Christianity 201

April 6, 2012

Filled With The Spirit

Christ was not deserted in death and his body was never destroyed. ‘Christ is the man Jesus, whom God raised up—a fact of which all of us are eye-witnesses!’ He has been raised to the right hand of God; he has received from the Father and poured out upon us the promised Holy Spirit—that is what you now see and hear!

~Acts. 2:31-33, J. B. Phillips translation

This verse was one that I learned in a slightly different form from The Living Bible, in fact, it hung as part of poster on the walls of my bedroom:

The Father gave the authority to the Son to send the Holy Spirit, with the results you are seeing and hearing today.

I believe that’s more or less verbatim, as I don’t think anyone has The Living Bible text online.

Christ’s death and resurrection brought about a change in the relationship between The Holy Spirit and man.

  • In the first covenant, God’s Spirit occasionally rested on certain individuals, such as the prophets
  • In the time of Christ, the disciples experienced Emmanuel, God with us. The Spirit indwelt Jesus who in turn was physically present among mankind in ways unknown since the Garden of Eden, but limited by whatever physical location Jesus was present at any single time.
  • After the resurrection, God’s Spirit lived inside those who granted Him full authority, or Lordship over their lives.

Christ came to fulfill a sacrificial mandate, but also to usher us into a time when His Spirit would live through us; where instead of being centered on a single person (and therefore a single place) the Spirit of God would be present in people throughout the entire earth. Though omnipresent in both old covenant and new covenant times, the embodiment of His presence after Acts 2 was much more widespread.

Raised to new life, God pours out His Spirit on all those who believe and follow. 

That’s the progression…

…But we’re not there yet.

This is still Good Friday.  In between incarnation and ascension, we have the suffering and death of Jesus, we hear him cry out, “My God, My God, Why have You forsaken me?” 

But even in that anguish, is there hope?  Is there a hint of what is to come?  Just as Christ, in his life, foreshadows his death, does he in his death foreshadow his resurrection?

Today, I want to refer you to a somewhat longer  piece by Al Hsu from InterVaristy Press, posted at Christianity Today.  It’s one of the best I’ve read in a long time, in fact I read it out loud to my family.  It takes about 20 minutes to do it that way, so your reading time should be shorter.

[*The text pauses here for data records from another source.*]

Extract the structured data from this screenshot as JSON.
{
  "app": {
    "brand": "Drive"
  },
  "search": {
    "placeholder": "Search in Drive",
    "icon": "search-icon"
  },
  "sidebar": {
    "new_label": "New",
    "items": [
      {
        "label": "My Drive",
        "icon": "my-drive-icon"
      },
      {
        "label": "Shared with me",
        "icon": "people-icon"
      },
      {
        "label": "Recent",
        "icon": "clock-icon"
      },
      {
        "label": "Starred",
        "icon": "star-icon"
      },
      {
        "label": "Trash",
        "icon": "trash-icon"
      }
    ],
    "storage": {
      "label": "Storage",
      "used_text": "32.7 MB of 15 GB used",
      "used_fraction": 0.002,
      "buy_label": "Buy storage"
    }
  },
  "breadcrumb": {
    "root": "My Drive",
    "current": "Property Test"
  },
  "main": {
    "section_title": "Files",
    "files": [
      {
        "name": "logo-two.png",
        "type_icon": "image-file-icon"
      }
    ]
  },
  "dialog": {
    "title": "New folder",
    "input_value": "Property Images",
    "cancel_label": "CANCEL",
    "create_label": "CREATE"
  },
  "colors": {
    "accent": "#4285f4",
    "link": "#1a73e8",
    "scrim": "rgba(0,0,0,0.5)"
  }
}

But I promise you will never look at one particular cry from the cross the same way. I strongly encourage you to invest the time this reading takes.

Read all six screens of He’s Calling for Elijah: Why We Still Mishear Jesus (click here).